The goal was to characterize the early course of nicotine dependence.
Data were collected from 1246 sixth-graders in a 4-year (2002–2006) prospective study using 11 individual interviews. Subjects were monitored for 10 symptoms of dependence by using the Hooked on Nicotine Checklist. The bidirectional prospective relationship between the intensity of dependence (number of symptoms) and smoking frequency was examined by using cross-lagged analyses.
Of the 370 subjects who had inhaled from a cigarette, 62% smoked at least once per month, 53% experienced dependence symptoms, and 40% experienced escalation to daily smoking. Smoking frequency predicted the number of dependence symptoms at the next interview, and the number of symptoms predicted reciprocally the observed escalation in smoking frequency. Monthly smoking was a strong risk factor for the development of symptoms (adjusted hazard ratio: 9.9 [95% confidence interval: 6.6–14.8]). A strong desire to smoke was the most common presenting symptom, typically followed by the appearance of symptoms of nicotine withdrawal, escalation to daily smoking, and then reports of feeling addicted or difficulty controlling smoking. The appearance of any dependence symptom increased the risk for daily smoking (hazard ratio: 6.81 [95% confidence interval: 4.4–10.5]).

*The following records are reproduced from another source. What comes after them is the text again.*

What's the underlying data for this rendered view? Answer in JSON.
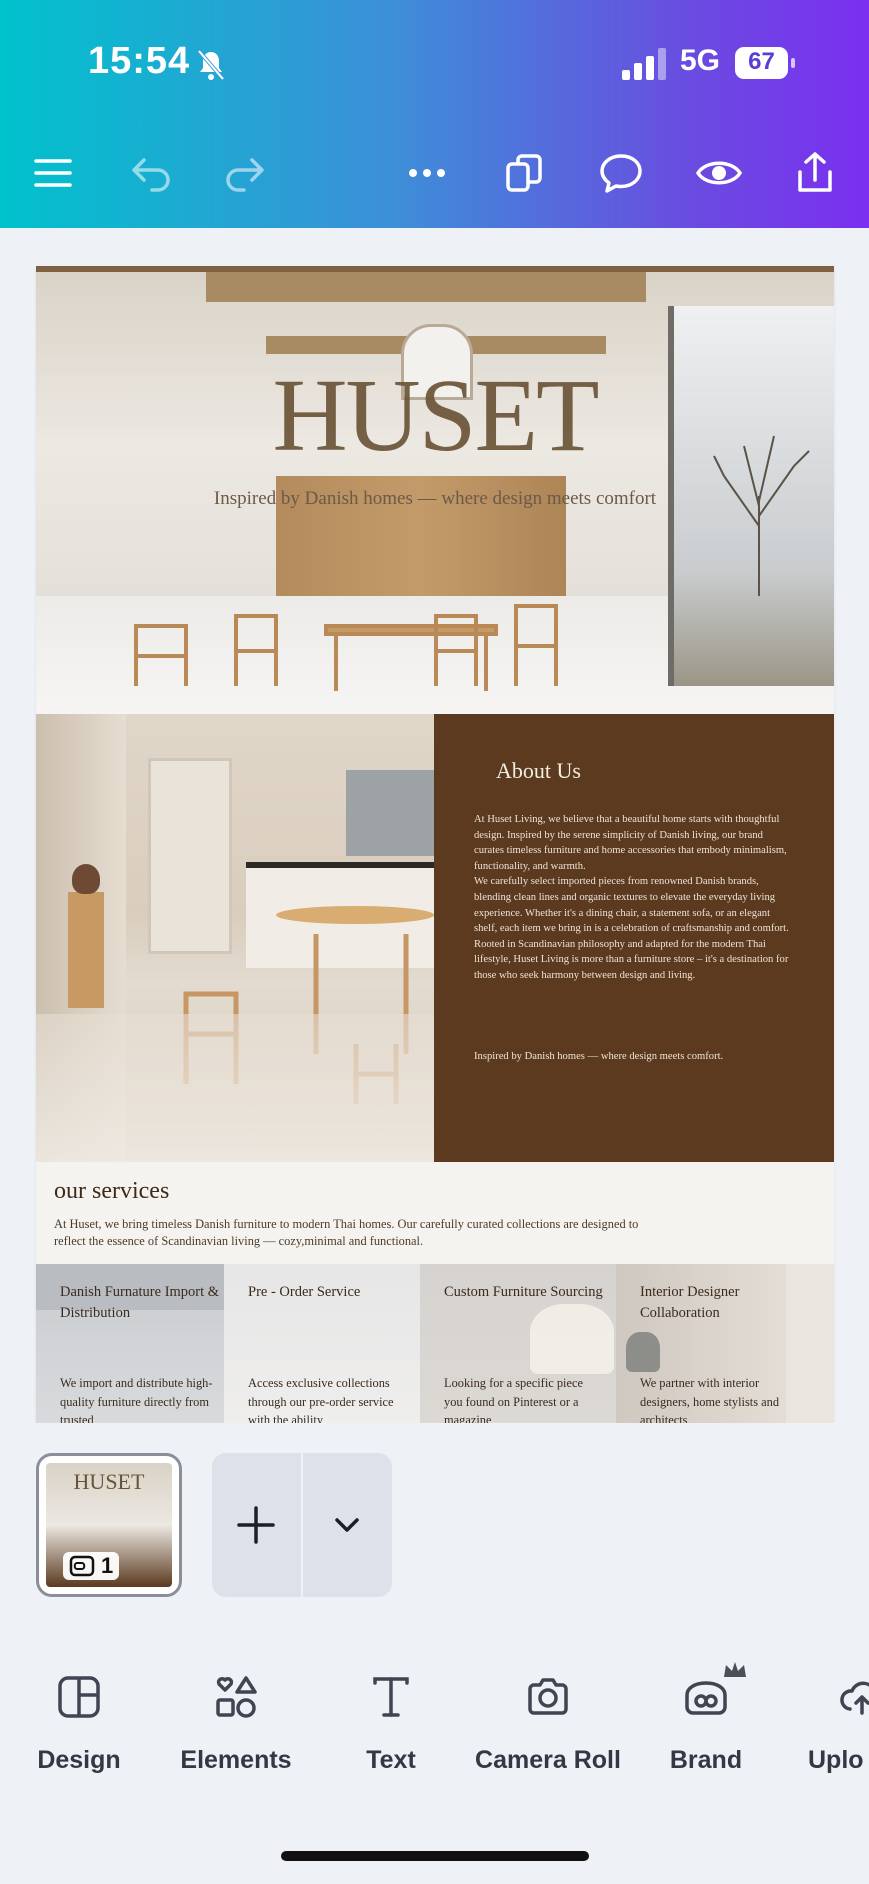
{
  "status_bar": {
    "time": "15:54",
    "network": "5G",
    "battery": "67"
  },
  "toolbar": {
    "items": [
      "menu-icon",
      "undo-icon",
      "redo-icon",
      "more-icon",
      "pages-icon",
      "comment-icon",
      "preview-icon",
      "share-icon"
    ]
  },
  "design": {
    "hero": {
      "title": "HUSET",
      "tagline": "Inspired by Danish homes — where design meets comfort"
    },
    "about": {
      "title": "About Us",
      "paragraphs": [
        "At Huset Living, we believe that a beautiful home starts with thoughtful design. Inspired by the serene simplicity of Danish living, our brand curates timeless furniture and home accessories that embody minimalism, functionality, and warmth.",
        "We carefully select imported pieces from renowned Danish brands, blending clean lines and organic textures to elevate the everyday living experience. Whether it's a dining chair, a statement sofa, or an elegant shelf, each item we bring in is a celebration of craftsmanship and comfort.",
        "Rooted in Scandinavian philosophy and adapted for the modern Thai lifestyle, Huset Living is more than a furniture store – it's a destination for those who seek harmony between design and living."
      ],
      "tagline": "Inspired by Danish homes — where design meets comfort."
    },
    "services": {
      "title": "our services",
      "body": "At Huset, we bring timeless Danish furniture to modern Thai homes. Our carefully curated collections are designed to reflect the essence of Scandinavian living — cozy,minimal and functional.",
      "cards": [
        {
          "title": "Danish Furnature Import & Distribution",
          "body": "We import and distribute high-quality furniture directly from trusted"
        },
        {
          "title": "Pre - Order Service",
          "body": "Access exclusive collections through our pre-order service with the ability"
        },
        {
          "title": "Custom Furniture Sourcing",
          "body": "Looking for a specific piece you found on Pinterest or a magazine"
        },
        {
          "title": "Interior Designer Collaboration",
          "body": "We partner with interior designers, home stylists and architects"
        }
      ]
    }
  },
  "pages_panel": {
    "thumbnail_title": "HUSET",
    "page_count": "1"
  },
  "bottom_nav": {
    "items": [
      {
        "label": "Design",
        "icon": "design-icon"
      },
      {
        "label": "Elements",
        "icon": "elements-icon"
      },
      {
        "label": "Text",
        "icon": "text-icon"
      },
      {
        "label": "Camera Roll",
        "icon": "camera-icon"
      },
      {
        "label": "Brand",
        "icon": "brand-icon"
      },
      {
        "label": "Uplo",
        "icon": "upload-icon"
      }
    ]
  },
  "colors": {
    "gradient_start": "#00c2cc",
    "gradient_end": "#7b2ff0",
    "about_bg": "#5b3a1f",
    "title_brown": "#6b5438"
  }
}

Nondaily tobacco use triggers the emergence of nicotine dependence. Early dependence symptoms promote escalation in smoking frequency and, reciprocally, more-frequent smoking accelerates the appearance of additional symptoms of dependence. As this positive feedback progresses, the symptoms of nicotine dependence present in a typical sequence, with some individual variation.